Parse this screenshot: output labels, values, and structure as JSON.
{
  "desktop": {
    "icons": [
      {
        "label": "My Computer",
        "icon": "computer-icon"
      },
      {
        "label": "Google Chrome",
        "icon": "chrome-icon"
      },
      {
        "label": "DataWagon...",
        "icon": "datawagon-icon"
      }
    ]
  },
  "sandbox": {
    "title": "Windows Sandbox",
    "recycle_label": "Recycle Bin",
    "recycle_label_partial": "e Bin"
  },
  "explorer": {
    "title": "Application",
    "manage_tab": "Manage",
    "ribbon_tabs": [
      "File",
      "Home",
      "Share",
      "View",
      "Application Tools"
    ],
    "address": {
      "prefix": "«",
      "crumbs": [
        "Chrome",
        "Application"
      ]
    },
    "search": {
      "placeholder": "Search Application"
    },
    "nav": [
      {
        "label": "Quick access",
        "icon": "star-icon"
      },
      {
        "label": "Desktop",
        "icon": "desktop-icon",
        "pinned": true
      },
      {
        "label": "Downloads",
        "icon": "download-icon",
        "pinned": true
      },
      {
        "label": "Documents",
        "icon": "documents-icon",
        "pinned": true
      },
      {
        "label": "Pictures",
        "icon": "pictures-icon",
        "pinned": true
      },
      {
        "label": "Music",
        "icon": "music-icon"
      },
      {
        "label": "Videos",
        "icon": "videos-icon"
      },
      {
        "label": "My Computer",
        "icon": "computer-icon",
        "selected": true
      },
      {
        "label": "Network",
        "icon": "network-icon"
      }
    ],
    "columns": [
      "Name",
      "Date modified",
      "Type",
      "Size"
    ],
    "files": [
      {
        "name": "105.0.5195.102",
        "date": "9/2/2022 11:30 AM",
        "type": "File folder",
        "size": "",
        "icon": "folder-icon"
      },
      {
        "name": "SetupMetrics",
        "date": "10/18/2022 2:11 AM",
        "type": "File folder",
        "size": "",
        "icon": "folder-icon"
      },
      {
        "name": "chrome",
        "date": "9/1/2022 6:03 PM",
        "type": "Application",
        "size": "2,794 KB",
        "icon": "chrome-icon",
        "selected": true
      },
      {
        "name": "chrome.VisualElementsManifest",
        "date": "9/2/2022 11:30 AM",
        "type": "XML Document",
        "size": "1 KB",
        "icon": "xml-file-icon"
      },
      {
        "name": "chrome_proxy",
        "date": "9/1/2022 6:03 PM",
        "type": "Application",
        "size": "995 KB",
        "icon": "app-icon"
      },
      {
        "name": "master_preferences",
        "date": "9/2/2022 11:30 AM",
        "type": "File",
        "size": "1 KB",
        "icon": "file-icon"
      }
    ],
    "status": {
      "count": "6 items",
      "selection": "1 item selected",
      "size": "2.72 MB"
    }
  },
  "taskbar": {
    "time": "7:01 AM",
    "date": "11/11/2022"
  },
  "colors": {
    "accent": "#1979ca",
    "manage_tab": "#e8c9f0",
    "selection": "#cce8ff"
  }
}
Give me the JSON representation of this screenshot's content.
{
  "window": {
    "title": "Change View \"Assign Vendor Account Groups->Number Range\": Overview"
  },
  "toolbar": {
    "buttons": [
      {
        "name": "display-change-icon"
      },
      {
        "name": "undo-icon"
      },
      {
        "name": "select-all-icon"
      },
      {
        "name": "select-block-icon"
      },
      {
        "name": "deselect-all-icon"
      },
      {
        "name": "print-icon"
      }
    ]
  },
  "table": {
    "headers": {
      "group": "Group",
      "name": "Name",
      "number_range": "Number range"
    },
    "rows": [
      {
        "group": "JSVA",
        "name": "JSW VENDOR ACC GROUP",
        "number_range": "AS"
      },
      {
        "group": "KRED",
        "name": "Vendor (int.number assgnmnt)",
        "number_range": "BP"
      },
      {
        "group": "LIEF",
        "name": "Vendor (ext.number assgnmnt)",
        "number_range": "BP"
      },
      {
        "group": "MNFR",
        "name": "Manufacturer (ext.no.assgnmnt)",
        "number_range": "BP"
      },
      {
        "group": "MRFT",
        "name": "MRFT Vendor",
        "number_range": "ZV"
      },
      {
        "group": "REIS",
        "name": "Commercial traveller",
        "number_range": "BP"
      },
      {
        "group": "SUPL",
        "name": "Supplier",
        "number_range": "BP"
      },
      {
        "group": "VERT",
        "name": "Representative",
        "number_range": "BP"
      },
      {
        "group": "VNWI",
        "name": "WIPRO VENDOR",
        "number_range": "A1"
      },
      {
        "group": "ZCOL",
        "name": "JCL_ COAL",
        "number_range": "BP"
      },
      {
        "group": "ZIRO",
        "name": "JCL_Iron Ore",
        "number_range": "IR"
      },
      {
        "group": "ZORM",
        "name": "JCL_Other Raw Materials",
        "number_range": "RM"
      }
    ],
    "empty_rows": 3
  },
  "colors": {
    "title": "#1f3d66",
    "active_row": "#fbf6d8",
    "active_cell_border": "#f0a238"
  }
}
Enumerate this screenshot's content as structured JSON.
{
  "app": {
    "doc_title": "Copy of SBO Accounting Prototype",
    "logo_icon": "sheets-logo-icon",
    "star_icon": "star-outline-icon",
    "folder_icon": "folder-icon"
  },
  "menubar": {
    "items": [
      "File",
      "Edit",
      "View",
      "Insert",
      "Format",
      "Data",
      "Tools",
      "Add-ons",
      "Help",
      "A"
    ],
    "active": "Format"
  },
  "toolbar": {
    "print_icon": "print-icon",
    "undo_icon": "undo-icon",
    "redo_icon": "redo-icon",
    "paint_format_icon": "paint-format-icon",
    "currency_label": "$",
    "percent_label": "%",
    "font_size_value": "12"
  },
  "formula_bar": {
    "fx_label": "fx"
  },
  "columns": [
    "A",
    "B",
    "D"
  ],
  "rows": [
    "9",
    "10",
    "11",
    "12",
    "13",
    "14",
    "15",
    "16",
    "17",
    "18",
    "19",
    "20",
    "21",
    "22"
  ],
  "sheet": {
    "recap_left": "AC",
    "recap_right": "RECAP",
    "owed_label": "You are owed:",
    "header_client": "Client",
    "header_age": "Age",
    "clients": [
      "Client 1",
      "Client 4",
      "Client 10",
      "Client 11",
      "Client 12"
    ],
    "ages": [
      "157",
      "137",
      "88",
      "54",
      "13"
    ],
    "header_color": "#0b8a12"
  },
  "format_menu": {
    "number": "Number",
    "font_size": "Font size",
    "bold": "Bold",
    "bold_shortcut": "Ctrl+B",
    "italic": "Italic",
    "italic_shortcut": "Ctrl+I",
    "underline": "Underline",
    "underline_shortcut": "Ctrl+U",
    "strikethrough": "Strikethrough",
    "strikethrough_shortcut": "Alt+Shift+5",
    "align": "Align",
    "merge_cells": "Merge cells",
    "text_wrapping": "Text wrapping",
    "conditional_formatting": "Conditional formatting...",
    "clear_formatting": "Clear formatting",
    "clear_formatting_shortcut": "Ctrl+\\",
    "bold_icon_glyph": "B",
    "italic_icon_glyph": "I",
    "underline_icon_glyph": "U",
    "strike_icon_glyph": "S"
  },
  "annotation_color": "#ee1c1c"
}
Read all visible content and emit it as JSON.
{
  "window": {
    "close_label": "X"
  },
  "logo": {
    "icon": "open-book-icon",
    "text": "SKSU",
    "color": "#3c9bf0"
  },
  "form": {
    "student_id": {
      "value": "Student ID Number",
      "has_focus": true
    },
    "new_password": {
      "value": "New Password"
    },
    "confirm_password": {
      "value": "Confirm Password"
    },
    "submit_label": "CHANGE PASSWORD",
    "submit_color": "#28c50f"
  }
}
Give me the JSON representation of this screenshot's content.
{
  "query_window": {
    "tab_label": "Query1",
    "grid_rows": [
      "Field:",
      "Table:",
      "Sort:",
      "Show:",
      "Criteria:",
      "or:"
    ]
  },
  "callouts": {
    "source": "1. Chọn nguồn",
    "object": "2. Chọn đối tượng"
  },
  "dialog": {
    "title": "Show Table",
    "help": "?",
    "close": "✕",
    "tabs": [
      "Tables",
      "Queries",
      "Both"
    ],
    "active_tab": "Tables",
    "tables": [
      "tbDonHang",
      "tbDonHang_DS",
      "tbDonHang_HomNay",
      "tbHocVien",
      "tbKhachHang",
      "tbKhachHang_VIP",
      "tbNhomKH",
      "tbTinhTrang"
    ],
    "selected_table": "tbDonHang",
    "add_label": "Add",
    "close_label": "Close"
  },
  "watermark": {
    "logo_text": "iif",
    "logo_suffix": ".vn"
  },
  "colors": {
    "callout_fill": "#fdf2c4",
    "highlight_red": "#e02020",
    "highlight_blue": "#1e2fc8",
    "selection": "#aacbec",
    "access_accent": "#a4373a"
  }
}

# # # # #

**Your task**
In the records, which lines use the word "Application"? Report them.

**Exercise response**
    "title": "Application",
      "Application Tools"
        "Application"
      "placeholder": "Search Application"
        "type": "Application",
        "type": "Application",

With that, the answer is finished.